AC & KM: Even though we’ve had some bigger rewarding moments, like when The Muse’s first round of funding hit the bank and seeing The New Rules of Work live in a bookstore, the most rewarding moments for us are always when we hear from users about the impact we had on their careers and their lives. Whether it was to help a user feel less stuck and alone in a tough job search, or when someone worked with one of our coaches and then landed their dream job, that impact is why we do what we do.

SIG: What would your best piece of advice be for someone struggling to find happiness in what they do for a living, while also juggling financial burdens?

AC & KM: The answer’s going to be a bit different for everyone, depending on what’s most important to them and what allows them to be happy at work. In The New Rules of Work, we walk through an exercise to help people identify their career values—things like autonomy, creativity, contributing to social change, teamwork, risk-taking, learning, financial gain, and more.

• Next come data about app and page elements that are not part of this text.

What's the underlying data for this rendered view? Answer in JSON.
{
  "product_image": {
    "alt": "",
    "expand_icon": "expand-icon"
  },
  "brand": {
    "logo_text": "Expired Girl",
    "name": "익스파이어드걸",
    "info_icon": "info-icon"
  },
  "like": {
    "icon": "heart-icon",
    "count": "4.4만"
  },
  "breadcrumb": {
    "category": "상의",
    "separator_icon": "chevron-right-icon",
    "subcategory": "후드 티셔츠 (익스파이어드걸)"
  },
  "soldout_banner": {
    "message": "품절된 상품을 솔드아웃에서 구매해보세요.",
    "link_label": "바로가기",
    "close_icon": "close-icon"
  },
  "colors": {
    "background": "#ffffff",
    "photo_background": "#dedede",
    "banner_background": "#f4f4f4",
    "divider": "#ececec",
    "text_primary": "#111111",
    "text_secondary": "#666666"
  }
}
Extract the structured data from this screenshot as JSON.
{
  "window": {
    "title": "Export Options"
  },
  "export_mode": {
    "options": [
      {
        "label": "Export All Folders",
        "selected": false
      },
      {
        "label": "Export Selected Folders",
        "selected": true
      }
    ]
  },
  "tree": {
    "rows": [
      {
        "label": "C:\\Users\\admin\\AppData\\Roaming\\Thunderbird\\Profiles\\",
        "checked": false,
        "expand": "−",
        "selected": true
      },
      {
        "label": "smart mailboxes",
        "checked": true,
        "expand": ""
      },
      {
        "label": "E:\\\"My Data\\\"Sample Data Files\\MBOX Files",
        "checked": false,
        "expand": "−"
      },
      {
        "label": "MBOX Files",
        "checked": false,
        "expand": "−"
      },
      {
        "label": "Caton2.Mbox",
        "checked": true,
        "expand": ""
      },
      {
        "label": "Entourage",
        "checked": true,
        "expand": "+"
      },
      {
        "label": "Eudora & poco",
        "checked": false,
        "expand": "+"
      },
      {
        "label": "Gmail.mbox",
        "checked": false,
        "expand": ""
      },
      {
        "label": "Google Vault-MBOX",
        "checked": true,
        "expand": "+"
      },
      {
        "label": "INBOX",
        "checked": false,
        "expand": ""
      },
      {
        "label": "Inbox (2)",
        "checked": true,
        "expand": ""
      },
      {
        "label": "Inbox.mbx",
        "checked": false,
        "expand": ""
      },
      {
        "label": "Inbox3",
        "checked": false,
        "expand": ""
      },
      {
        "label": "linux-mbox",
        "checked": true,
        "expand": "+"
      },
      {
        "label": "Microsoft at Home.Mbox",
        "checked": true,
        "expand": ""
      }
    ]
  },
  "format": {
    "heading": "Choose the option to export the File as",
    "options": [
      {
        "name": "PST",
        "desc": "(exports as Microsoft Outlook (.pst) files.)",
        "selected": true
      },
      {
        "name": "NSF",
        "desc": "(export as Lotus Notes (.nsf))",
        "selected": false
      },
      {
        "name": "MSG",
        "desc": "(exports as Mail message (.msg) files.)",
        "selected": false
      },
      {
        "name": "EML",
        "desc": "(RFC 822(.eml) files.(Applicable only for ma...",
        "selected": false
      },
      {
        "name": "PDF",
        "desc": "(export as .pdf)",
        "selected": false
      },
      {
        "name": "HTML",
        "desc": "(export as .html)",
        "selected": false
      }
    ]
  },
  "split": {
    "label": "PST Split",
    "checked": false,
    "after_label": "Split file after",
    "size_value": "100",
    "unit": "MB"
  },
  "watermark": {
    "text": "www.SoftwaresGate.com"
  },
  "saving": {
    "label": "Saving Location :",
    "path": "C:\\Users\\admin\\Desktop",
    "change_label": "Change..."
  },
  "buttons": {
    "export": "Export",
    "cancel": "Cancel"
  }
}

If you identify your 4-5 key career values (which can change over time), and then make job-related decisions based on those values, you’re more likely to move in the direction of fulfilling work.

SIG: How do you foresee the work industry changing in the next 20 years or so? How about the mindsets of employees?

AC & KM: If you think about how work has changed in 20 years—and how much that change has accelerated in the last five or so—it’s impossible to predict how much it will change in the next 20. With that said, we talk a lot about how to “future-proof” your career, so no matter what happens, you’ll be a valuable team member. One of the things that will never change is the importance of soft skills, like leadership, critical thinking, and emotional intelligence. Even if robots take over aspects of our work (hey, it could happen), we still need people to lead and solve complex problems. In any case, it’s really important to have the mindset that things will continue to change, and that you as an individual have to be adaptable, too.

SIG: What should someone do if they like their job, but experience little to no growth, and feel stuck in a position they’ve been in for years?

AC & KM: There are all kinds of ways to approach this—from asking your boss to take on new responsibilities, to networking with people in your organization who’ve been able to grow there, to leading an initiative that no one else has time for. If you’ve tried all that and still felt stuck, it might be time to look outside of your company, whether that’s taking on volunteer or freelance projects or looking for a new job where you’ll have more room for growth.

No matter what, use this as an opportunity to take charge of your career. That’s what The New Rules of Work are all about.